Recep Kankal, a Ph.D. student in the Department of History at Istanbul Medeniyet University, has found the tombstone of Mehmed Eşref Efendi, a late Ottoman scholar known as the "Chinese master" in the Gebze Central Cemetery in Kocaeli province, even though historical sources had said he was buried in his home district of Lüleburgaz in Kırklareli province.
Kankal, who has been working on Ottoman gravestones and inscriptions in the Gebze district in Kocaeli, found the tombstone of Eşref Efendi in the Gebze Central Cemetery two years ago. However, he waited until he found the tombstone of Efendi's mother-in-law in order to confirm the information. As a result of his research, he discovered that the scholar died in Gebze after he visited his mother-in-law and was buried in a hazire – a burial area reserved for special people especially in mosques or sufi lodges – next to her tomb.
Speaking to Anadolu Agency (AA) about his research published in a history magazine regarding the historical significance of Eşref Efendi, Kankal stated that he was from Lüleburgaz and taught at Fatih and Süleymaniye madrasahs as a dersiam – professor who taught in mosques in the Ottoman era – for many years. He also gave peace lessons during Sultan Abdülhamid II's period. Pointing out that Efendi was born in Lüleburgaz in 1841, Kankal noted that his father, Ahmed Kemali Efendi, was also a leading scholar at the time.
Eşref Efendi memorized the Quran at an early age and came to Istanbul to continue his education at the age of 15. According to Kankal, he took lessons from famous scholars of the time in Istanbul and received a diploma from them. Later, he paid homage to Ahmed Ziyaeddin Gümüşhanevi, one of the Sufi scholars of the time. He passed the exams in 1870-1871 and became a dersiam at the Fatih Mosque. Even when he was 30 years old, he gave lessons to his students day and night. In 1874-1875, he became the mudarris (professor) of Istanbul with Sheikh al-Islam (the supreme judge and highest official) Hasan Hayrullah Efendi's suggestion and Sultan's will.

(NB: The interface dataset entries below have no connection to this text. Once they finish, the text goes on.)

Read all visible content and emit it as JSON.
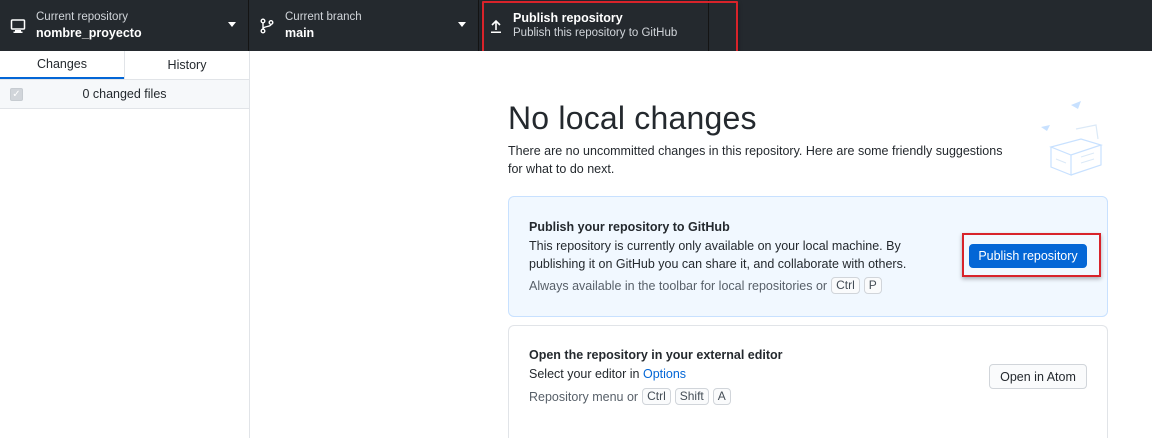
{
  "toolbar": {
    "repository": {
      "label": "Current repository",
      "value": "nombre_proyecto",
      "icon": "computer-icon"
    },
    "branch": {
      "label": "Current branch",
      "value": "main",
      "icon": "branch-icon"
    },
    "publish": {
      "title": "Publish repository",
      "subtitle": "Publish this repository to GitHub",
      "icon": "upload-icon"
    }
  },
  "sidebar": {
    "tabs": [
      {
        "label": "Changes",
        "active": true
      },
      {
        "label": "History",
        "active": false
      }
    ],
    "changed_files": "0 changed files"
  },
  "main": {
    "title": "No local changes",
    "subtitle": "There are no uncommitted changes in this repository. Here are some friendly suggestions for what to do next.",
    "publish_card": {
      "title": "Publish your repository to GitHub",
      "description": "This repository is currently only available on your local machine. By publishing it on GitHub you can share it, and collaborate with others.",
      "hint": "Always available in the toolbar for local repositories or",
      "keys": [
        "Ctrl",
        "P"
      ],
      "button": "Publish repository"
    },
    "editor_card": {
      "title": "Open the repository in your external editor",
      "description_prefix": "Select your editor in",
      "description_link": "Options",
      "hint": "Repository menu or",
      "keys": [
        "Ctrl",
        "Shift",
        "A"
      ],
      "button": "Open in Atom"
    }
  },
  "colors": {
    "toolbar_bg": "#24292e",
    "accent": "#0366d6",
    "highlight": "#d8232a",
    "card_bg": "#f1f8ff"
  }
}
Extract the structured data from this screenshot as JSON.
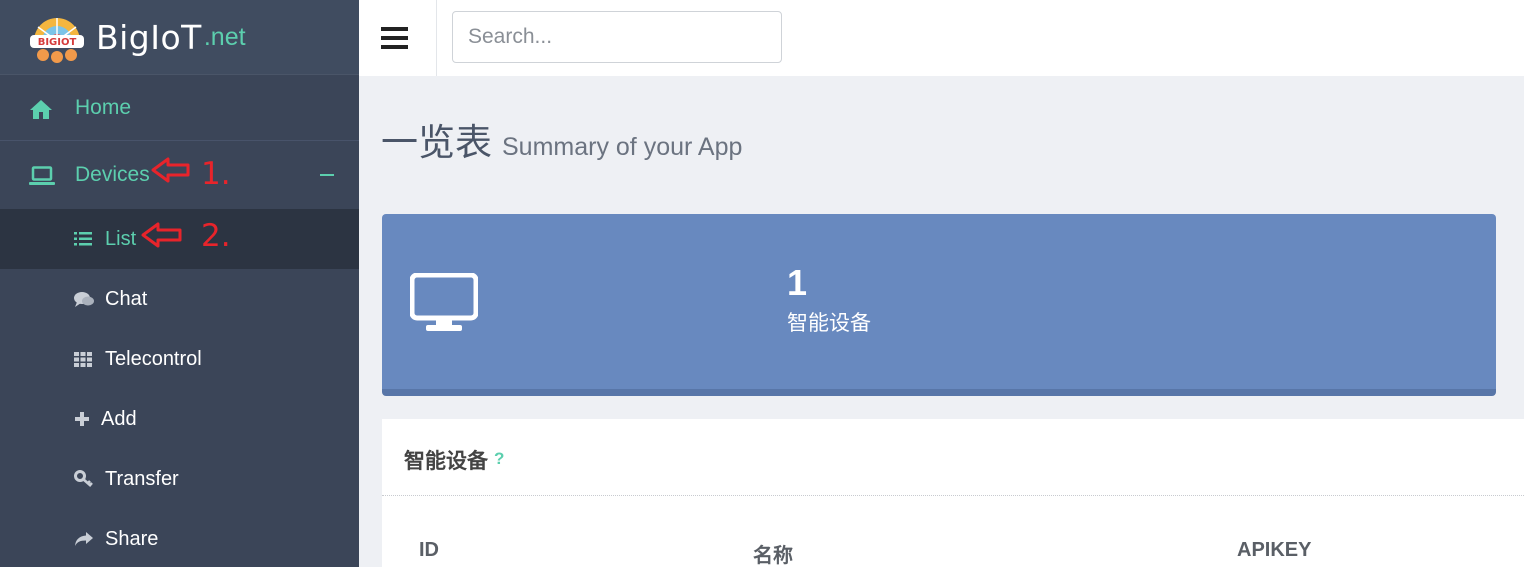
{
  "brand": {
    "name": "BigIoT",
    "tld": ".net",
    "logo_text": "BIGIOT"
  },
  "sidebar": {
    "home_label": "Home",
    "devices_label": "Devices",
    "collapse_symbol": "−",
    "subitems": [
      {
        "label": "List",
        "icon": "list-icon"
      },
      {
        "label": "Chat",
        "icon": "chat-bubbles-icon"
      },
      {
        "label": "Telecontrol",
        "icon": "grid-icon"
      },
      {
        "label": "Add",
        "icon": "plus-icon"
      },
      {
        "label": "Transfer",
        "icon": "key-icon"
      },
      {
        "label": "Share",
        "icon": "share-arrow-icon"
      }
    ]
  },
  "annotations": [
    {
      "label": "1.",
      "color": "#e8242b"
    },
    {
      "label": "2.",
      "color": "#e8242b"
    }
  ],
  "topbar": {
    "search_placeholder": "Search..."
  },
  "page": {
    "title": "一览表",
    "subtitle": "Summary of your App"
  },
  "stat_card": {
    "value": "1",
    "label": "智能设备",
    "icon": "monitor-icon",
    "color": "#6889bf"
  },
  "panel": {
    "title": "智能设备",
    "help": "?",
    "columns": [
      "ID",
      "名称",
      "APIKEY"
    ]
  },
  "colors": {
    "accent": "#5ccfae",
    "sidebar": "#3b4558",
    "annotation": "#e8242b"
  }
}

He was appointed as a mudarris to the Suleymaniye Madrasa after progressing in his education. He gave peace lessons in the month of Ramadan in 1888. Thus, he taught lessons in the presence of Abdülhamid II.
Efendi devoted his whole life to learning and teaching science and taught at the Fatih Mosque for 40 years.
The scholar died on March 29, 1923. Indicating that historical sources show that his tomb is in Lüleburgaz, where he was born, Kankal continued: "Although the burial site is mentioned as Lüleburgaz, there has been no clarity on this until now. As a result of my research, I found that his tomb is in Gebze. We believe that Mehmed Eşref Efendi died in Gebze after visiting his mother-in-law who was living here and was buried in the hazire next to her tomb. The epitaph on which his name is written proves that this is Mehmed Eşref Efendi's grave. And when we compare it to the information in his biography, it leaves no room for doubt. The tombstone of Mehmed Eşref Efendi was transferred to Gebze Central Cemetery long ago. There is no information in the sources about how it got here. However, this tombstone was probably located at the hazire of the Çoban Mustafa Paşa Complex."
Efendi trained students in Istanbul for many years and went to China to establish contact with the Muslims there. He also contributed to the spread of Islam. According to Kankal, Sultan Abdülhamid II sent religious scholars to countries as far away as South Africa and Japan to spread Islam in those regions and strengthen their ties with the center of the caliphate. "We know that Mehmed Eşref Efendi went to China and took part in the foundation of the Islamic University named Hamidiye and taught there. In fact, although Efendi served in Istanbul for many years and gave lectures, some sources refer to him as the 'Chinese master' for this reason," he said.